**To do:**
Give the count of lines below that include the word "Архипов", and say nothing else.

Items listed in a dataset:

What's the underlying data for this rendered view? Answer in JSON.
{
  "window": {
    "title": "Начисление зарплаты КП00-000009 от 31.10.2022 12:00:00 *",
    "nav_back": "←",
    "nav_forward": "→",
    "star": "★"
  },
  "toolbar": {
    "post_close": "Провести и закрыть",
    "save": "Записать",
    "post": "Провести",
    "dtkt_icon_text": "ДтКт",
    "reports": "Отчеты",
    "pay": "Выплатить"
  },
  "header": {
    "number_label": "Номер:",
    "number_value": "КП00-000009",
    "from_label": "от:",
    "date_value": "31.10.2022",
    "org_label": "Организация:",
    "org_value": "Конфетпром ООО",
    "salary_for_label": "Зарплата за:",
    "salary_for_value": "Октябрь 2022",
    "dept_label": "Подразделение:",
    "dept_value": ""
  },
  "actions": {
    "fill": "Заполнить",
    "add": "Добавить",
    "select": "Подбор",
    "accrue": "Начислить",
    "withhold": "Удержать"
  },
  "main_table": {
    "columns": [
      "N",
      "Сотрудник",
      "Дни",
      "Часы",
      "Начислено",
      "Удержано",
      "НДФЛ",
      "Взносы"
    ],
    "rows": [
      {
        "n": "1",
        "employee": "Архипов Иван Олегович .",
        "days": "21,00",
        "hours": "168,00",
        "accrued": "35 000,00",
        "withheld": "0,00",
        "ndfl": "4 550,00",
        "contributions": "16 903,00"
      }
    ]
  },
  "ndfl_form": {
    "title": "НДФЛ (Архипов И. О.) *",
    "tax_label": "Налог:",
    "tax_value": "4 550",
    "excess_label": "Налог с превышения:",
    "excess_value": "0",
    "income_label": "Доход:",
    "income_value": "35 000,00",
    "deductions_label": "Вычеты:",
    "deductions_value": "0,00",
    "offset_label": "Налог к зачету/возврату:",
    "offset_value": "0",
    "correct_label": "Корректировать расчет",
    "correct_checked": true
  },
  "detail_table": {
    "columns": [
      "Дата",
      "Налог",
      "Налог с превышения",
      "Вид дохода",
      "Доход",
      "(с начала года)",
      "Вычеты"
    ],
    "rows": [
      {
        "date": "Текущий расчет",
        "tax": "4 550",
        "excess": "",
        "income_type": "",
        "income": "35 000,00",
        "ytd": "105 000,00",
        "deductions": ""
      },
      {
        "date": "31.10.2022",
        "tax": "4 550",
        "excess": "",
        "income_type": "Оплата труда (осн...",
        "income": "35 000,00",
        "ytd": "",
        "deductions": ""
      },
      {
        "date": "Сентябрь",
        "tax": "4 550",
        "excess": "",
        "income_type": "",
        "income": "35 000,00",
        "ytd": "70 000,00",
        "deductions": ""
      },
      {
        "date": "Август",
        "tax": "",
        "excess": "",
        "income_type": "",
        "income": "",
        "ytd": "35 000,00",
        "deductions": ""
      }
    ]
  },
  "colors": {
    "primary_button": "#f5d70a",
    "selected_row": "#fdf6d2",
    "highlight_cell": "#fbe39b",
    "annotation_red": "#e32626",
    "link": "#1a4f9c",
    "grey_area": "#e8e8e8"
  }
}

**Completed task:**
2